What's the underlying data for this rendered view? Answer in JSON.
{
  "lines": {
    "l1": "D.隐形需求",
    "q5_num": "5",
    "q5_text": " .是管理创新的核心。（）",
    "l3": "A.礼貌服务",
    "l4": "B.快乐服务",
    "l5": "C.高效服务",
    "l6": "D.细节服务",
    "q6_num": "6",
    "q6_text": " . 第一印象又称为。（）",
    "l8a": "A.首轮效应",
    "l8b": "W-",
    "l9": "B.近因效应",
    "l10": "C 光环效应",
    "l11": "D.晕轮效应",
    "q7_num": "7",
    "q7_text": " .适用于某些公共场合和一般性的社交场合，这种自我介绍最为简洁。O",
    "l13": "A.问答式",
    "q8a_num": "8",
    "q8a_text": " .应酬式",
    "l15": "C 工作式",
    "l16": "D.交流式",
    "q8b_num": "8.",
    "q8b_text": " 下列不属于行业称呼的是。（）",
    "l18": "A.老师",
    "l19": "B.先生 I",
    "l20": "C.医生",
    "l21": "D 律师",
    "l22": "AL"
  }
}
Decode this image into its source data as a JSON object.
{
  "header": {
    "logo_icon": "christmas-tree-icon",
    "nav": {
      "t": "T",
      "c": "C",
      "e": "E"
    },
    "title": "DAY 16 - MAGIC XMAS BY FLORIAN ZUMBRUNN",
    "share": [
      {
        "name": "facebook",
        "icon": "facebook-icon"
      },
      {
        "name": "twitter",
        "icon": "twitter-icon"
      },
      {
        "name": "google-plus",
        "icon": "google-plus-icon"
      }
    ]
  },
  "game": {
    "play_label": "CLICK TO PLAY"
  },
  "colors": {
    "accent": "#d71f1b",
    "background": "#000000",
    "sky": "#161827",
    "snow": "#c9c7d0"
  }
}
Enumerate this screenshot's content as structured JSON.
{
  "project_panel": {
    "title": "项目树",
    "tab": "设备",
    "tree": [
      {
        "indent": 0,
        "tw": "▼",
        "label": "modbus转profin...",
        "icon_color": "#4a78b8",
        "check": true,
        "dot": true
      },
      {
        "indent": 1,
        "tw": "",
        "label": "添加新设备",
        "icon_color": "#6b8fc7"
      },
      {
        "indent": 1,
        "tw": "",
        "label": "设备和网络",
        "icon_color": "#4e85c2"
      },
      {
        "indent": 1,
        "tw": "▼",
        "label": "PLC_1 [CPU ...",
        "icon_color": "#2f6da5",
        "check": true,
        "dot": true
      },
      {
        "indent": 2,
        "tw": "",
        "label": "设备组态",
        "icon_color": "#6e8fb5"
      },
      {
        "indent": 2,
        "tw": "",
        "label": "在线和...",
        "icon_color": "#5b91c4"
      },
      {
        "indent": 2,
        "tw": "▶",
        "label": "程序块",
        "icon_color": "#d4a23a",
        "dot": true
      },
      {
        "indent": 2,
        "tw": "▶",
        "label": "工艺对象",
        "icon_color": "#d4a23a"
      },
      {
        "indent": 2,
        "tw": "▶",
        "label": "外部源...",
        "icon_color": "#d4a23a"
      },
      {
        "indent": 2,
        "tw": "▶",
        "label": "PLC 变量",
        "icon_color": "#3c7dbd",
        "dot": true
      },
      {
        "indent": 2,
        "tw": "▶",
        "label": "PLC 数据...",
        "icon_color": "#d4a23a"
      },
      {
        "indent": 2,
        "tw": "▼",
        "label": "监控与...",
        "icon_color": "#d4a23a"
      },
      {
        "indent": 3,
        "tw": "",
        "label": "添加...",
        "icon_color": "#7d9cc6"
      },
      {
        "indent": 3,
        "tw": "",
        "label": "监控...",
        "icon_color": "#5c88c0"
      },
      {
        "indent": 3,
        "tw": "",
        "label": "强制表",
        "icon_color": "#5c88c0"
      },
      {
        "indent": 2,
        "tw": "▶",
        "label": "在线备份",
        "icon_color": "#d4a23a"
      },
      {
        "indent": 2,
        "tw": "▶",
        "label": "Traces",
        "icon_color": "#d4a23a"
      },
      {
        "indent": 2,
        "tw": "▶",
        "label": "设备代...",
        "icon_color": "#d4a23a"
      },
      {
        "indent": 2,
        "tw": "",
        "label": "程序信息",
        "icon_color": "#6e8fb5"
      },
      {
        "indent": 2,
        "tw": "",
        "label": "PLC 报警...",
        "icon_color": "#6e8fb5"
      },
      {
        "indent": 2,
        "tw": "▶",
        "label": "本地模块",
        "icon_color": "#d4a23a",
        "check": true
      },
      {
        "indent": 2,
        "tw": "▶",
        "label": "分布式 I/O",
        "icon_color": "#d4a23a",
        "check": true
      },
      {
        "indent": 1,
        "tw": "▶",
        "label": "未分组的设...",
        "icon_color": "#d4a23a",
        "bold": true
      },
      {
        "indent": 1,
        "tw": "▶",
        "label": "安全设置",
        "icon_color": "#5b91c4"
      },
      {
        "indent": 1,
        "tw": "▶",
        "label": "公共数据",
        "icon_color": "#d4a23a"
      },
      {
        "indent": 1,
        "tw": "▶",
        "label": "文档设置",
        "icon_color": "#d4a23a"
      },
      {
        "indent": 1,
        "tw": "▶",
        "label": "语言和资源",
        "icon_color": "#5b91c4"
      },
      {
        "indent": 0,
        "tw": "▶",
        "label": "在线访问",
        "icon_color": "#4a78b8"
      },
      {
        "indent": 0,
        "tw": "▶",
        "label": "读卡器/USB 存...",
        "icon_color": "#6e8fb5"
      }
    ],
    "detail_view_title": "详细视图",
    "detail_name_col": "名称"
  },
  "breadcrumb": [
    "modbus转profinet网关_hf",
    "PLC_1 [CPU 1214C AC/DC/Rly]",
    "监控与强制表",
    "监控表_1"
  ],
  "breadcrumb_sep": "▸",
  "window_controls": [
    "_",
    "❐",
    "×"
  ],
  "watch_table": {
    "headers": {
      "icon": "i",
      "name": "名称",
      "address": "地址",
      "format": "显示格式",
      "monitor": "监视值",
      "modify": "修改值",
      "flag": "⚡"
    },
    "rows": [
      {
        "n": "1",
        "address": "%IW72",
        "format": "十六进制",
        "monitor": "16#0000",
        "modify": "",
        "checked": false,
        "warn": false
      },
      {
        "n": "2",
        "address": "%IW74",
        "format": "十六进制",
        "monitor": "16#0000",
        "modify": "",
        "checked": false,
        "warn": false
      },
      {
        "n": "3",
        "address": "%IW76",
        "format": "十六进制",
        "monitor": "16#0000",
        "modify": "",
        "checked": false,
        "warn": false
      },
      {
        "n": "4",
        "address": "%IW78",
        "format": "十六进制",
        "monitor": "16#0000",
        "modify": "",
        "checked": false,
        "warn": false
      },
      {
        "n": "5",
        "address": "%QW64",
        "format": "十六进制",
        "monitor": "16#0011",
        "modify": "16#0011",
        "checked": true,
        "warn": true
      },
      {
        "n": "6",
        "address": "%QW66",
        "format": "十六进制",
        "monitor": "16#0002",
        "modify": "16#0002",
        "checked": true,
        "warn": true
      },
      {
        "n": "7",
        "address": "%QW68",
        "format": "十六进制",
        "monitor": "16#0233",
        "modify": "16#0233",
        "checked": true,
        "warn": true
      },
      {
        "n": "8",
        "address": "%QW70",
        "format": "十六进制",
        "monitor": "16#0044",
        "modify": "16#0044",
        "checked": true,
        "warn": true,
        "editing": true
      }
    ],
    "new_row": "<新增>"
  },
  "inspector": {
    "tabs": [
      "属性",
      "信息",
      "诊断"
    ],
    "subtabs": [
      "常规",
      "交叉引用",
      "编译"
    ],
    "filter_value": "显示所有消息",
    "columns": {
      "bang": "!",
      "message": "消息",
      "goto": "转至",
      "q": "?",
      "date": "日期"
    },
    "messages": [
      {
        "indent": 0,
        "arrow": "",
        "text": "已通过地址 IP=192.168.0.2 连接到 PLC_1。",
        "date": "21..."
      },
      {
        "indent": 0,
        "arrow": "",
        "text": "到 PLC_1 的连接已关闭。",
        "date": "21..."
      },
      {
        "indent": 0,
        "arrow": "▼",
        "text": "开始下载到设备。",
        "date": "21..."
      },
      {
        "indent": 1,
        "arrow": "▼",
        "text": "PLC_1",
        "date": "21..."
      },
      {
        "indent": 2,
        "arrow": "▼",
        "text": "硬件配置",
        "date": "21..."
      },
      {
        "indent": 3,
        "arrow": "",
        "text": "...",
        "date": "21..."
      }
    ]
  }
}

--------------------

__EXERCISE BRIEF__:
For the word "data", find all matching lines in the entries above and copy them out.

__RESULT OF THE EXERCISE__:
What's the underlying data for this rendered view? Answer in JSON.
Decode this image into its source data as a JSON object.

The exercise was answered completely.